Ashley Madison Offering $378,000 Reward For Info On Hackers

ashleymadison-580x370While big companies have been known to offer “bounties” to white-hat hackers to test for weaknesses in their networks and websites to ensure they aren’t one day breached in a cyber attack, it’s too late for AshleyMadison.com, the dating site for cheaters. After the embarrassment of having its users’ private information made very public, the site is now dangling several hundred thousand dollars as a reward for information leading to the arrest of the group behind the massive hack. 

The Toronto Police Department today announced that Avid Life Media – the parent company for the cheaters website – has ponied up half a million Canadian dollars (approx. $378,000 USD, based on today’s exchange rate) as a reward for assistance from the public to identify the people behind the massive breach and subsequent release of personal information, which included customer names and emails from Avid Life Media CEO Noel Biderman.

[NOTE: Though some news outlets are reporting the reward as $500,000 in U.S. currency, Consumerist has confirmed with Avid Life that this figure is in Canadian dollars.]

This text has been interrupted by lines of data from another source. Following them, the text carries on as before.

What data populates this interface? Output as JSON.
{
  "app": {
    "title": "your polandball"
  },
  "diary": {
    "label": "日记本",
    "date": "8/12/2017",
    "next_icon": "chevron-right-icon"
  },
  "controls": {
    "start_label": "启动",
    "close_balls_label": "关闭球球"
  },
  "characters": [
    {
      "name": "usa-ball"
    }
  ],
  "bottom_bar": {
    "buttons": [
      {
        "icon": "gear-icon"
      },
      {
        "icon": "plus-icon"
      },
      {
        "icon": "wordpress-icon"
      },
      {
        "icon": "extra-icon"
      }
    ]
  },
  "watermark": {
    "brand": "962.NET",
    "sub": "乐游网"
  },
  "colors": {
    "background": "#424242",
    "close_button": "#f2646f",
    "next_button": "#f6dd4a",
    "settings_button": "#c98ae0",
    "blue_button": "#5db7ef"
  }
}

Authorities appealed to the hacking community during a news conference Tuesday morning, urging them to “do the right thing” by providing information about the group responsible.

“This hack is one of the largest data breaches in the world and is very unique on its own in that it exposed tens of millions of people’s personal information,” police officials said during a news conference Monday morning.

The Ashley Madison breach came to light back in July, when hackers posted a small sample of stolen data online. The company assured users that all data was secure just a day later.

However, last week, the hackers released the personal information of about 30 million users. The next day, a second data dump occurred, followed by a third over the weekend.

One of the motives behind the Ashley Madison attack is the site’s “Full Delete” feature, which charges users around $20 to fully scrub their information from the website. If users don’t pay for the deletion when they stop using the site, their info remains online but is hidden from search results. According to a leaked document, the company makes nearly $2 million a year from people wishing to be forgotten completely.

Toronto Police ask anyone with knowledge of the hacker group to contact authorities.

Detectives also warned anyone trying to identify victims of the data breach that they are risking “malware, spyware, virus attacks on your devices.”

[via The Associated Press]